(Beginning of SUPPLIED DATA)
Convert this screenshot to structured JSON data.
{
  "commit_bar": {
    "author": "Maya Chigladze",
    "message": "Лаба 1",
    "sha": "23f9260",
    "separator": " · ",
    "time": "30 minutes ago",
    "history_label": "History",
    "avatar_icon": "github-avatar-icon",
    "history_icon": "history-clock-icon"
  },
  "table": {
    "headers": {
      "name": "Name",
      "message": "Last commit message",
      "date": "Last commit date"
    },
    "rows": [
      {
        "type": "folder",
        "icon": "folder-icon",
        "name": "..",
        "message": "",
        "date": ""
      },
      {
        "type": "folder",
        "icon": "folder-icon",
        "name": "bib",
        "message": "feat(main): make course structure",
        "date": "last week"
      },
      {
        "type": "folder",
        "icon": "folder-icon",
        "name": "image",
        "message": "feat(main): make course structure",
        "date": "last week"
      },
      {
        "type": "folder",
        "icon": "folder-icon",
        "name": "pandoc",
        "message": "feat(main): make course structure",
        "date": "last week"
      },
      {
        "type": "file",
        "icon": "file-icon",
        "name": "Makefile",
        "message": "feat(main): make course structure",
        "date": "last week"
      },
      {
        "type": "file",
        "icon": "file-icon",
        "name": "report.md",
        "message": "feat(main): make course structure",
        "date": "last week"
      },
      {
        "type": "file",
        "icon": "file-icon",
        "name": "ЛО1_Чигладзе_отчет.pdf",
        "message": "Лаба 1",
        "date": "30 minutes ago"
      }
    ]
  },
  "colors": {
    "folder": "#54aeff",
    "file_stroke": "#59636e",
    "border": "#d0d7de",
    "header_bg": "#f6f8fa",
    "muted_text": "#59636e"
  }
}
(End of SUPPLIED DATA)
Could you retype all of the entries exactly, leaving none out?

Convert this screenshot to structured JSON data.
{
  "commit_bar": {
    "author": "Maya Chigladze",
    "message": "Лаба 1",
    "sha": "23f9260",
    "separator": " · ",
    "time": "30 minutes ago",
    "history_label": "History",
    "avatar_icon": "github-avatar-icon",
    "history_icon": "history-clock-icon"
  },
  "table": {
    "headers": {
      "name": "Name",
      "message": "Last commit message",
      "date": "Last commit date"
    },
    "rows": [
      {
        "type": "folder",
        "icon": "folder-icon",
        "name": "..",
        "message": "",
        "date": ""
      },
      {
        "type": "folder",
        "icon": "folder-icon",
        "name": "bib",
        "message": "feat(main): make course structure",
        "date": "last week"
      },
      {
        "type": "folder",
        "icon": "folder-icon",
        "name": "image",
        "message": "feat(main): make course structure",
        "date": "last week"
      },
      {
        "type": "folder",
        "icon": "folder-icon",
        "name": "pandoc",
        "message": "feat(main): make course structure",
        "date": "last week"
      },
      {
        "type": "file",
        "icon": "file-icon",
        "name": "Makefile",
        "message": "feat(main): make course structure",
        "date": "last week"
      },
      {
        "type": "file",
        "icon": "file-icon",
        "name": "report.md",
        "message": "feat(main): make course structure",
        "date": "last week"
      },
      {
        "type": "file",
        "icon": "file-icon",
        "name": "ЛО1_Чигладзе_отчет.pdf",
        "message": "Лаба 1",
        "date": "30 minutes ago"
      }
    ]
  },
  "colors": {
    "folder": "#54aeff",
    "file_stroke": "#59636e",
    "border": "#d0d7de",
    "header_bg": "#f6f8fa",
    "muted_text": "#59636e"
  }
}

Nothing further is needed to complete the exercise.